TORONTO (Reuters) - Global hotel chain InterContinental Hotels Group Plc said a third of its franchised properties in the United States were hit late last year by malware that can steal guests' credit card information.
Some 1,200 U.S.-based franchised properties and one hotel in Puerto Rico were affected between September 29 and December 29, spokesman Neil Hirsch said on Wednesday.
The company had 3,633 franchised properties in the Americas at the end of 2016, he said, while a "small percentage" of franchisees have not yet taken up the company's offer to investigate their systems to check for evidence of problems.
He declined to say what financial impact the hack might have on the company or whether the breach would be covered by its insurance policies.

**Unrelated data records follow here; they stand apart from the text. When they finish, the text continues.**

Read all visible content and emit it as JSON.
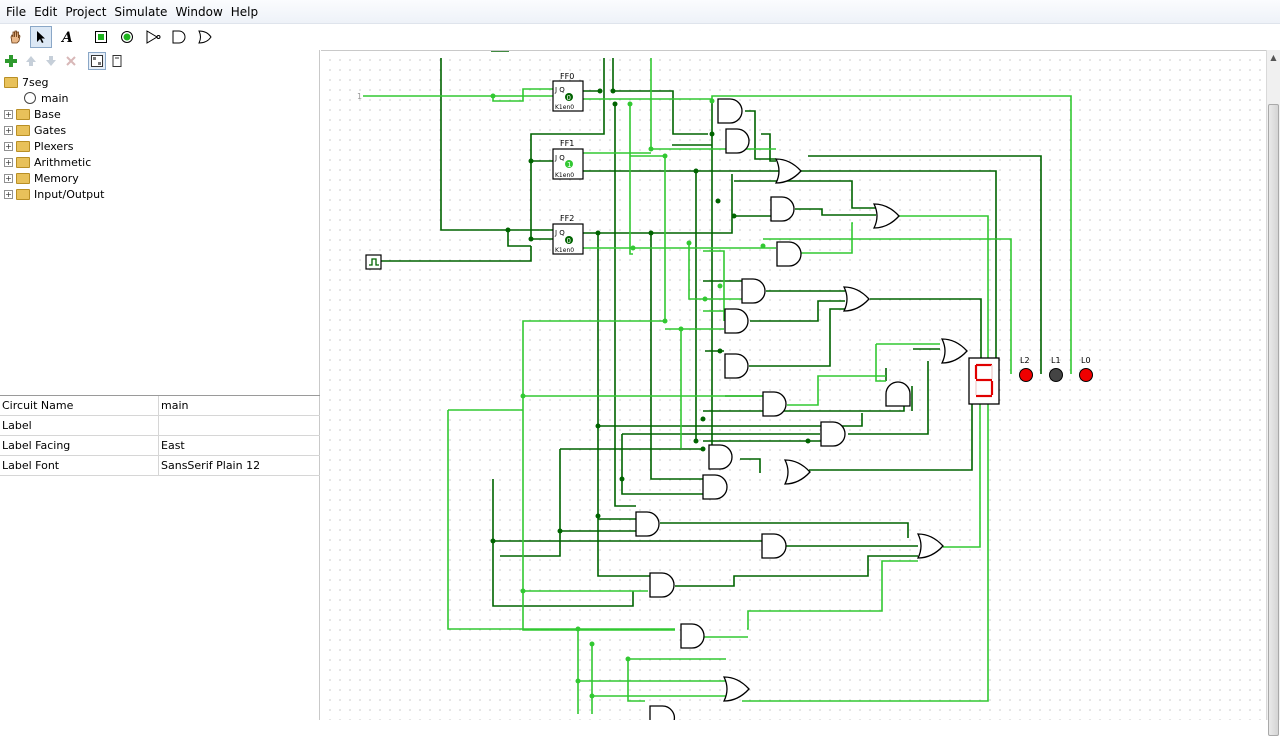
{
  "menu": [
    "File",
    "Edit",
    "Project",
    "Simulate",
    "Window",
    "Help"
  ],
  "toolbar": {
    "tools": [
      "hand-poke-icon",
      "select-arrow-icon",
      "text-tool-icon",
      "input-pin-icon",
      "output-pin-icon",
      "not-gate-icon",
      "and-gate-icon",
      "or-gate-icon"
    ]
  },
  "explorer": {
    "project": "7seg",
    "circuit": "main",
    "libraries": [
      "Base",
      "Gates",
      "Plexers",
      "Arithmetic",
      "Memory",
      "Input/Output"
    ]
  },
  "attributes": [
    {
      "key": "Circuit Name",
      "value": "main"
    },
    {
      "key": "Label",
      "value": ""
    },
    {
      "key": "Label Facing",
      "value": "East"
    },
    {
      "key": "Label Font",
      "value": "SansSerif Plain 12"
    }
  ],
  "canvas": {
    "flipflops": [
      {
        "label": "FF0",
        "state": "0",
        "pins": "J Q",
        "bottom": "K1en0"
      },
      {
        "label": "FF1",
        "state": "1",
        "pins": "J Q",
        "bottom": "K1en0"
      },
      {
        "label": "FF2",
        "state": "0",
        "pins": "J Q",
        "bottom": "K1en0"
      }
    ],
    "input_const": "1",
    "display_digit": "5",
    "leds": [
      {
        "label": "L2",
        "on": true
      },
      {
        "label": "L1",
        "on": false
      },
      {
        "label": "L0",
        "on": true
      }
    ],
    "colors": {
      "wire_high": "#32c832",
      "wire_low": "#006400",
      "led_on": "#f00000",
      "led_off": "#444444",
      "segment": "#e00000"
    }
  }
}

The company said Friday that there is no evidence of unauthorized access to payment card data after December 29, 2016, but that a cyber security firm hired to investigate the breach did not confirm the malware was eradicated until February and March.
The malware searched for track data - including a cardholder's name and card number, expiration date, and internal verification code - read from the magnetic stripe of a payment card as it was being routed through the affected hotel server.

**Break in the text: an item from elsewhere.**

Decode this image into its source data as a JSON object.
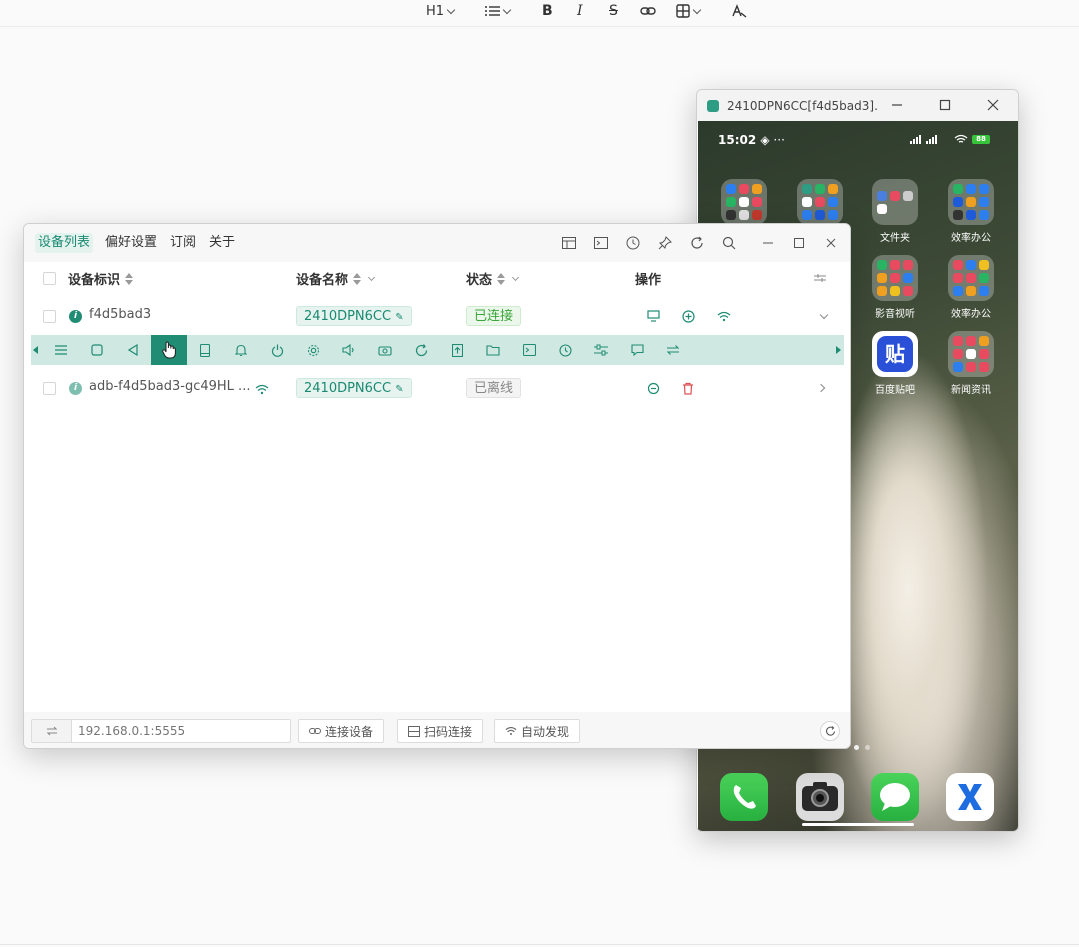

The brands affected were Holiday Inn, Holiday Inn Express, Hotel Indigo, Crowne Plaza, Candlewood Suites and Daybridge Suites, Hirsch said.

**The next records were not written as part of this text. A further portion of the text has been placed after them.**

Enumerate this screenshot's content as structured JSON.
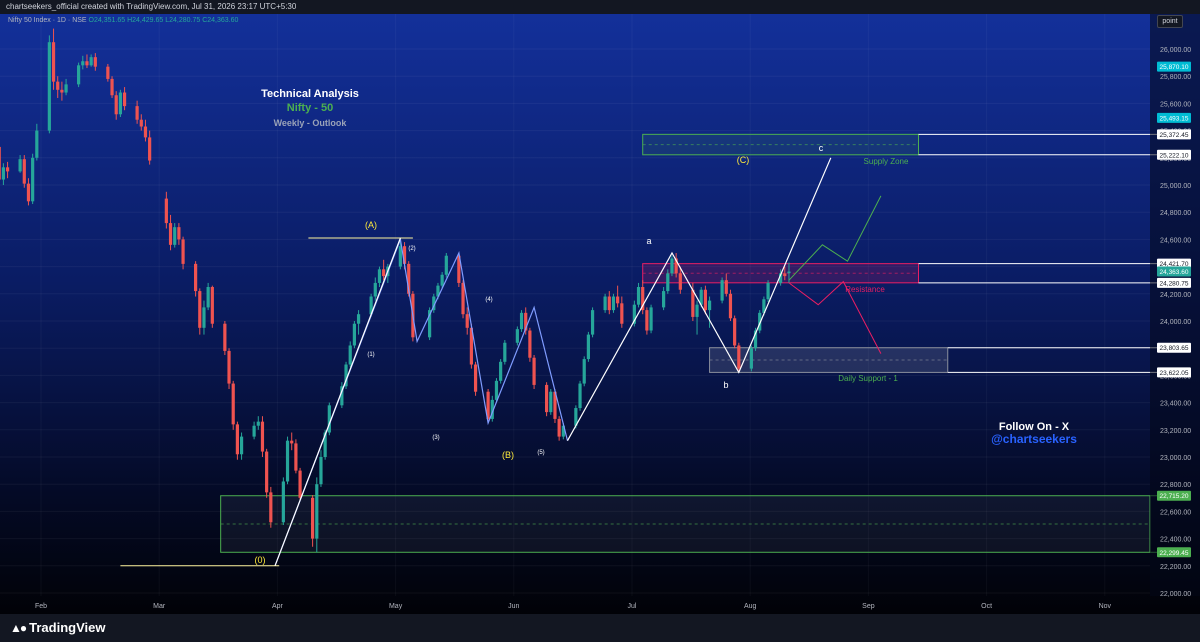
{
  "header": {
    "creator": "chartseekers_official created with TradingView.com, Jul 31, 2026 23:17 UTC+5:30",
    "symbol": "Nifty 50 Index · 1D · NSE",
    "ohlc": "O24,351.65 H24,429.65 L24,280.75 C24,363.60",
    "scale_button": "point"
  },
  "branding": {
    "logo": "TradingView"
  },
  "annotations": {
    "title": "Technical Analysis",
    "subtitle": "Nifty - 50",
    "outlook": "Weekly - Outlook",
    "follow_label": "Follow On - X",
    "follow_handle": "@chartseekers",
    "supply_zone_label": "Supply Zone",
    "resistance_label": "Resistance",
    "support_label": "Daily Support - 1",
    "wave_0": "(0)",
    "wave_A": "(A)",
    "wave_B": "(B)",
    "wave_C": "(C)",
    "wave_a": "a",
    "wave_b": "b",
    "wave_c": "c",
    "sub_1": "(1)",
    "sub_2": "(2)",
    "sub_3": "(3)",
    "sub_4": "(4)",
    "sub_5": "(5)"
  },
  "colors": {
    "up": "#26a69a",
    "down": "#ef5350",
    "wave": "#ffffff",
    "zone_green": "#4caf50",
    "zone_pink": "#e91e63",
    "accent_text": "#4caf50",
    "handle": "#2962ff"
  },
  "chart_data": {
    "type": "candlestick",
    "x_ticks": [
      "Feb",
      "Mar",
      "Apr",
      "May",
      "Jun",
      "Jul",
      "Aug",
      "Sep",
      "Oct",
      "Nov"
    ],
    "y_ticks": [
      "26,000.00",
      "25,800.00",
      "25,600.00",
      "25,400.00",
      "25,200.00",
      "25,000.00",
      "24,800.00",
      "24,600.00",
      "24,400.00",
      "24,200.00",
      "24,000.00",
      "23,800.00",
      "23,600.00",
      "23,400.00",
      "23,200.00",
      "23,000.00",
      "22,800.00",
      "22,600.00",
      "22,400.00",
      "22,200.00",
      "22,000.00"
    ],
    "ylim": [
      21900,
      26300
    ],
    "price_labels": [
      {
        "text": "25,870.10",
        "value": 25870.1,
        "color": "#00bcd4"
      },
      {
        "text": "25,493.15",
        "value": 25493.15,
        "color": "#00bcd4"
      },
      {
        "text": "25,372.45",
        "value": 25372.45,
        "color": "#ffffff"
      },
      {
        "text": "25,222.10",
        "value": 25222.1,
        "color": "#ffffff"
      },
      {
        "text": "24,421.70",
        "value": 24421.7,
        "color": "#ffffff"
      },
      {
        "text": "24,363.60",
        "value": 24363.6,
        "color": "#26a69a"
      },
      {
        "text": "24,280.75",
        "value": 24280.75,
        "color": "#ffffff"
      },
      {
        "text": "23,803.65",
        "value": 23803.65,
        "color": "#ffffff"
      },
      {
        "text": "23,622.05",
        "value": 23622.05,
        "color": "#ffffff"
      },
      {
        "text": "22,715.20",
        "value": 22715.2,
        "color": "#4caf50"
      },
      {
        "text": "22,299.45",
        "value": 22299.45,
        "color": "#4caf50"
      }
    ],
    "zones": [
      {
        "name": "supply",
        "from_date": "2026-06-24",
        "to_date": "2026-08-29",
        "low": 25222.1,
        "high": 25372.45
      },
      {
        "name": "resistance",
        "from_date": "2026-06-24",
        "to_date": "2026-08-29",
        "low": 24280.75,
        "high": 24421.7
      },
      {
        "name": "daily_support_1",
        "from_date": "2026-07-10",
        "to_date": "2026-09-05",
        "low": 23622.05,
        "high": 23803.65
      },
      {
        "name": "base",
        "from_date": "2026-03-15",
        "to_date": "2026-11-30",
        "low": 22299.45,
        "high": 22715.2
      }
    ],
    "candles": [
      [
        "2026-01-19",
        25310,
        25420,
        25180,
        25360
      ],
      [
        "2026-01-20",
        25360,
        25380,
        25250,
        25280
      ],
      [
        "2026-01-21",
        25280,
        25290,
        24950,
        25040
      ],
      [
        "2026-01-22",
        25040,
        25160,
        25000,
        25130
      ],
      [
        "2026-01-23",
        25130,
        25170,
        25050,
        25100
      ],
      [
        "2026-01-26",
        25100,
        25220,
        25090,
        25190
      ],
      [
        "2026-01-27",
        25190,
        25220,
        24980,
        25010
      ],
      [
        "2026-01-28",
        25010,
        25050,
        24850,
        24880
      ],
      [
        "2026-01-29",
        24880,
        25230,
        24860,
        25200
      ],
      [
        "2026-01-30",
        25200,
        25450,
        25180,
        25400
      ],
      [
        "2026-02-02",
        25400,
        26100,
        25380,
        26050
      ],
      [
        "2026-02-03",
        26050,
        26150,
        25700,
        25760
      ],
      [
        "2026-02-04",
        25760,
        25800,
        25640,
        25700
      ],
      [
        "2026-02-05",
        25700,
        25760,
        25620,
        25680
      ],
      [
        "2026-02-06",
        25680,
        25780,
        25660,
        25740
      ],
      [
        "2026-02-09",
        25740,
        25900,
        25720,
        25880
      ],
      [
        "2026-02-10",
        25880,
        25950,
        25850,
        25910
      ],
      [
        "2026-02-11",
        25910,
        25960,
        25860,
        25880
      ],
      [
        "2026-02-12",
        25880,
        25960,
        25870,
        25940
      ],
      [
        "2026-02-13",
        25940,
        25970,
        25840,
        25870
      ],
      [
        "2026-02-16",
        25870,
        25890,
        25760,
        25780
      ],
      [
        "2026-02-17",
        25780,
        25800,
        25640,
        25660
      ],
      [
        "2026-02-18",
        25660,
        25690,
        25480,
        25520
      ],
      [
        "2026-02-19",
        25520,
        25700,
        25500,
        25680
      ],
      [
        "2026-02-20",
        25680,
        25720,
        25550,
        25580
      ],
      [
        "2026-02-23",
        25580,
        25620,
        25450,
        25480
      ],
      [
        "2026-02-24",
        25480,
        25520,
        25400,
        25430
      ],
      [
        "2026-02-25",
        25430,
        25480,
        25320,
        25350
      ],
      [
        "2026-02-26",
        25350,
        25400,
        25150,
        25180
      ],
      [
        "2026-03-02",
        24900,
        24950,
        24680,
        24720
      ],
      [
        "2026-03-03",
        24720,
        24780,
        24520,
        24560
      ],
      [
        "2026-03-04",
        24560,
        24720,
        24540,
        24690
      ],
      [
        "2026-03-05",
        24690,
        24720,
        24560,
        24600
      ],
      [
        "2026-03-06",
        24600,
        24620,
        24380,
        24420
      ],
      [
        "2026-03-09",
        24420,
        24440,
        24180,
        24220
      ],
      [
        "2026-03-10",
        24220,
        24240,
        23900,
        23950
      ],
      [
        "2026-03-11",
        23950,
        24150,
        23900,
        24100
      ],
      [
        "2026-03-12",
        24100,
        24280,
        24080,
        24250
      ],
      [
        "2026-03-13",
        24250,
        24260,
        23950,
        23980
      ],
      [
        "2026-03-16",
        23980,
        24000,
        23750,
        23780
      ],
      [
        "2026-03-17",
        23780,
        23800,
        23500,
        23540
      ],
      [
        "2026-03-18",
        23540,
        23560,
        23200,
        23240
      ],
      [
        "2026-03-19",
        23240,
        23260,
        22980,
        23020
      ],
      [
        "2026-03-20",
        23020,
        23180,
        22980,
        23150
      ],
      [
        "2026-03-23",
        23150,
        23260,
        23130,
        23230
      ],
      [
        "2026-03-24",
        23230,
        23300,
        23200,
        23260
      ],
      [
        "2026-03-25",
        23260,
        23300,
        23000,
        23040
      ],
      [
        "2026-03-26",
        23040,
        23060,
        22700,
        22740
      ],
      [
        "2026-03-27",
        22740,
        22780,
        22480,
        22520
      ],
      [
        "2026-03-30",
        22520,
        22850,
        22500,
        22820
      ],
      [
        "2026-03-31",
        22820,
        23150,
        22800,
        23120
      ],
      [
        "2026-04-01",
        23120,
        23180,
        23050,
        23100
      ],
      [
        "2026-04-02",
        23100,
        23130,
        22880,
        22900
      ],
      [
        "2026-04-03",
        22900,
        22920,
        22680,
        22700
      ],
      [
        "2026-04-06",
        22700,
        22720,
        22340,
        22400
      ],
      [
        "2026-04-07",
        22400,
        22850,
        22299,
        22800
      ],
      [
        "2026-04-08",
        22800,
        23050,
        22780,
        23000
      ],
      [
        "2026-04-09",
        23000,
        23200,
        22980,
        23180
      ],
      [
        "2026-04-10",
        23180,
        23400,
        23160,
        23380
      ],
      [
        "2026-04-13",
        23380,
        23550,
        23360,
        23520
      ],
      [
        "2026-04-14",
        23520,
        23700,
        23500,
        23680
      ],
      [
        "2026-04-15",
        23680,
        23850,
        23660,
        23820
      ],
      [
        "2026-04-16",
        23820,
        24000,
        23800,
        23980
      ],
      [
        "2026-04-17",
        23980,
        24080,
        23900,
        24050
      ],
      [
        "2026-04-20",
        24050,
        24200,
        24030,
        24180
      ],
      [
        "2026-04-21",
        24180,
        24320,
        24150,
        24280
      ],
      [
        "2026-04-22",
        24280,
        24400,
        24250,
        24380
      ],
      [
        "2026-04-23",
        24380,
        24450,
        24300,
        24330
      ],
      [
        "2026-04-24",
        24330,
        24420,
        24280,
        24400
      ],
      [
        "2026-04-27",
        24400,
        24600,
        24380,
        24550
      ],
      [
        "2026-04-28",
        24550,
        24580,
        24380,
        24420
      ],
      [
        "2026-04-29",
        24420,
        24440,
        24180,
        24200
      ],
      [
        "2026-04-30",
        24200,
        24220,
        23850,
        23880
      ],
      [
        "2026-05-04",
        23880,
        24100,
        23860,
        24080
      ],
      [
        "2026-05-05",
        24080,
        24200,
        24060,
        24180
      ],
      [
        "2026-05-06",
        24180,
        24280,
        24160,
        24260
      ],
      [
        "2026-05-07",
        24260,
        24360,
        24240,
        24340
      ],
      [
        "2026-05-08",
        24340,
        24500,
        24320,
        24480
      ],
      [
        "2026-05-11",
        24480,
        24500,
        24250,
        24280
      ],
      [
        "2026-05-12",
        24280,
        24300,
        24020,
        24050
      ],
      [
        "2026-05-13",
        24050,
        24100,
        23900,
        23950
      ],
      [
        "2026-05-14",
        23950,
        23980,
        23650,
        23680
      ],
      [
        "2026-05-15",
        23680,
        23700,
        23450,
        23480
      ],
      [
        "2026-05-18",
        23480,
        23500,
        23250,
        23280
      ],
      [
        "2026-05-19",
        23280,
        23450,
        23260,
        23420
      ],
      [
        "2026-05-20",
        23420,
        23580,
        23400,
        23560
      ],
      [
        "2026-05-21",
        23560,
        23720,
        23540,
        23700
      ],
      [
        "2026-05-22",
        23700,
        23860,
        23680,
        23840
      ],
      [
        "2026-05-25",
        23840,
        23960,
        23820,
        23940
      ],
      [
        "2026-05-26",
        23940,
        24080,
        23920,
        24060
      ],
      [
        "2026-05-27",
        24060,
        24100,
        23900,
        23930
      ],
      [
        "2026-05-28",
        23930,
        23950,
        23700,
        23730
      ],
      [
        "2026-05-29",
        23730,
        23750,
        23500,
        23530
      ],
      [
        "2026-06-01",
        23530,
        23550,
        23300,
        23330
      ],
      [
        "2026-06-02",
        23330,
        23500,
        23310,
        23480
      ],
      [
        "2026-06-03",
        23480,
        23500,
        23250,
        23280
      ],
      [
        "2026-06-04",
        23280,
        23300,
        23120,
        23150
      ],
      [
        "2026-06-05",
        23150,
        23250,
        23130,
        23230
      ],
      [
        "2026-06-08",
        23230,
        23380,
        23210,
        23360
      ],
      [
        "2026-06-09",
        23360,
        23560,
        23340,
        23540
      ],
      [
        "2026-06-10",
        23540,
        23740,
        23520,
        23720
      ],
      [
        "2026-06-11",
        23720,
        23920,
        23700,
        23900
      ],
      [
        "2026-06-12",
        23900,
        24100,
        23880,
        24080
      ],
      [
        "2026-06-15",
        24080,
        24200,
        24060,
        24180
      ],
      [
        "2026-06-16",
        24180,
        24220,
        24050,
        24080
      ],
      [
        "2026-06-17",
        24080,
        24200,
        24060,
        24180
      ],
      [
        "2026-06-18",
        24180,
        24260,
        24100,
        24130
      ],
      [
        "2026-06-19",
        24130,
        24180,
        23950,
        23980
      ],
      [
        "2026-06-22",
        23980,
        24150,
        23960,
        24120
      ],
      [
        "2026-06-23",
        24120,
        24280,
        24100,
        24250
      ],
      [
        "2026-06-24",
        24250,
        24300,
        24050,
        24080
      ],
      [
        "2026-06-25",
        24080,
        24100,
        23900,
        23930
      ],
      [
        "2026-06-26",
        23930,
        24120,
        23910,
        24100
      ],
      [
        "2026-06-29",
        24100,
        24250,
        24080,
        24220
      ],
      [
        "2026-06-30",
        24220,
        24380,
        24200,
        24350
      ],
      [
        "2026-07-01",
        24350,
        24480,
        24330,
        24460
      ],
      [
        "2026-07-02",
        24460,
        24500,
        24320,
        24350
      ],
      [
        "2026-07-03",
        24350,
        24400,
        24200,
        24230
      ],
      [
        "2026-07-06",
        24230,
        24280,
        24000,
        24030
      ],
      [
        "2026-07-07",
        24030,
        24150,
        23900,
        24120
      ],
      [
        "2026-07-08",
        24120,
        24250,
        24100,
        24230
      ],
      [
        "2026-07-09",
        24230,
        24260,
        24050,
        24080
      ],
      [
        "2026-07-10",
        24080,
        24180,
        23950,
        24150
      ],
      [
        "2026-07-13",
        24150,
        24320,
        24130,
        24300
      ],
      [
        "2026-07-14",
        24300,
        24350,
        24180,
        24200
      ],
      [
        "2026-07-15",
        24200,
        24230,
        24000,
        24020
      ],
      [
        "2026-07-16",
        24020,
        24040,
        23800,
        23820
      ],
      [
        "2026-07-17",
        23820,
        23840,
        23622,
        23650
      ],
      [
        "2026-07-20",
        23650,
        23820,
        23630,
        23800
      ],
      [
        "2026-07-21",
        23800,
        23950,
        23780,
        23930
      ],
      [
        "2026-07-22",
        23930,
        24080,
        23910,
        24060
      ],
      [
        "2026-07-23",
        24060,
        24180,
        24040,
        24160
      ],
      [
        "2026-07-24",
        24160,
        24300,
        24140,
        24280
      ],
      [
        "2026-07-27",
        24280,
        24380,
        24260,
        24350
      ],
      [
        "2026-07-28",
        24350,
        24400,
        24300,
        24330
      ],
      [
        "2026-07-29",
        24351.65,
        24429.65,
        24280.75,
        24363.6
      ]
    ]
  }
}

In February, InterContinental said 12 of its 286 managed properties in the Americas were hit by similar malware.
Shares in Intercontinental were last trading marginally higher at 3847 British pence, after falling sharply on Tuesday.
(Reporting by Alastair Sharp; Editing by Nick Zieminski)